Lord Falconer of Thoroton: My reason for not putting that in the Bill is that so many cases are much more complex than the simple case I gave, where I would not wish for there to be an assisted death—where one’s motive for wishing to have an assisted death will be a mixture of “I don’t want to be dependent on other people, I don’t want the lack of dignity, I don’t want to be a burden”, a whole mixture of motives that make clear “I do not want to go on living for the last week or month”. I am very unkeen to isolate just one factor in what is a much more complex issue than the example I gave. That is why I am against putting that in the Bill.

Lord Howarth of Newport: Will my noble and learned friend say a word or two about how he envisages that the judge or the doctors should know, ascertain and satisfy themselves that the decision has been taken voluntarily?

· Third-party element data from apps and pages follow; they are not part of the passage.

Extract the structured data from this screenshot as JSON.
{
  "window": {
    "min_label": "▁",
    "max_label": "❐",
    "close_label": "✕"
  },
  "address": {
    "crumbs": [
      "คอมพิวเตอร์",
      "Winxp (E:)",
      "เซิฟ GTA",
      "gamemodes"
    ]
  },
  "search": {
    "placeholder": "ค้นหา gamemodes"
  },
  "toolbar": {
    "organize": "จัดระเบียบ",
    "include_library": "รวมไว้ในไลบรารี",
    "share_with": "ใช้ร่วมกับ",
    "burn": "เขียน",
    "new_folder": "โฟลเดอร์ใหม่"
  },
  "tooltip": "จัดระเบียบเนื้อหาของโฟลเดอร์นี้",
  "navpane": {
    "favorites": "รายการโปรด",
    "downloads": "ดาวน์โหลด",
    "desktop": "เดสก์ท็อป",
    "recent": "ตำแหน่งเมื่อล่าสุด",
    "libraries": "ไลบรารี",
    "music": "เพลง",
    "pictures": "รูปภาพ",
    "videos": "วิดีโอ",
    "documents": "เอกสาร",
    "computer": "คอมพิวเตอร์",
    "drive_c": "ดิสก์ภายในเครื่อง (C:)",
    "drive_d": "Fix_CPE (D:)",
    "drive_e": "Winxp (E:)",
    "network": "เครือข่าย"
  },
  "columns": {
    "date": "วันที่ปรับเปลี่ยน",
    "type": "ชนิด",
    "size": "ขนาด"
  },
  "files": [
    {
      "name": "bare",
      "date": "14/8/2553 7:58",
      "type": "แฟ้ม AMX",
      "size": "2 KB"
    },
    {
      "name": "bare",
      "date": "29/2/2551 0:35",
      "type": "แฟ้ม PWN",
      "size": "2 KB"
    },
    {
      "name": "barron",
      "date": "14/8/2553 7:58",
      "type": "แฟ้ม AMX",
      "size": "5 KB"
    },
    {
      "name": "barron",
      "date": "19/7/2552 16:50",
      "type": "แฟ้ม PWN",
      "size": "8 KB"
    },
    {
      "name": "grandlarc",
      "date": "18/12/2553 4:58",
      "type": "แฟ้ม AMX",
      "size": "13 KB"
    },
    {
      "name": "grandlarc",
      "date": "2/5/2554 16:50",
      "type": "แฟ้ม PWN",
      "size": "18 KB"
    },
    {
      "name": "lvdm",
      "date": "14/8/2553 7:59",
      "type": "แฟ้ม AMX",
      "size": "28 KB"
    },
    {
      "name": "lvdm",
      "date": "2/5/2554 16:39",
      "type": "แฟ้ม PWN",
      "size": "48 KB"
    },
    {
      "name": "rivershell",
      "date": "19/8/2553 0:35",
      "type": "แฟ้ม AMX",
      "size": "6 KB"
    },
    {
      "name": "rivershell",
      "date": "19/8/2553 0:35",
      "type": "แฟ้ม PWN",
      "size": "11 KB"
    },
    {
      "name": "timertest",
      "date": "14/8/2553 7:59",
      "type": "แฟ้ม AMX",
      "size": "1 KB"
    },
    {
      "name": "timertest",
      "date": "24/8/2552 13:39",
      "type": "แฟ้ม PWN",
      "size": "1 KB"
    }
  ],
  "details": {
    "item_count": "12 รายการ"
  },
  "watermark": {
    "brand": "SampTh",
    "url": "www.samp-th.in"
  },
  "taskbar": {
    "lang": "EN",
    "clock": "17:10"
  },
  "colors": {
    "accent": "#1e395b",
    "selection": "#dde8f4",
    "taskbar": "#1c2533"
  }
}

Lord Falconer of Thoroton: They must conduct in-depth discussions with the patient and the other doctors. The judge must call such evidence as he or she considers appropriate to be satisfied—the burden is to be “satisfied”—that the decision is voluntary. “Voluntary” means “this is what the patient wants”: he or she is not

7 Nov 2014 : Column 1956

being forced into it either by coercion or by the sort of guilt that we referred to earlier. Although that will give rise to complex issues, it is not a job that is beyond judges or, indeed, some doctors.

The noble Baroness, Lady Howe of Idlicote, said that a person should have to be resident for a year immediately before the declaration is agreed. I think that is the Bill’s effect, because as it is drafted it says,

“on the day the declaration is made … has been ordinarily resident in England and Wales for not less than one year”.

The patient has to have been here for a year. However, she has a second point, which is that it should be two years rather than one. Until the noble Lord, Lord Howard, suggested it, it had not occurred to me that this was about immigration. I had thought it was about a desire to prevent tourism for this purpose, which is how the noble Baroness put it. I think it is quite difficult to judge between one year and two years. My inclination is to stick with one year, but I will take soundings to see whether two years seems right. People coming to be resident for a year before the declaration is made looks like considerable forward planning. I am not minded to accept her amendment.

The noble Earl, Lord Listowel, made a point about the 18 to 25 year-old age group. I completely agree with him that they need especial care, but this right is for anybody aged over 18. I do not think it should be taken away from them. We need to consider what should go into a code of practice to ensure that the particular needs of 18 to 25 year-olds are borne in mind.

I think that has dealt with all of the amendments that were suggested.

Clause 1 agreed.

House resumed.

House adjourned at 5.07 pm.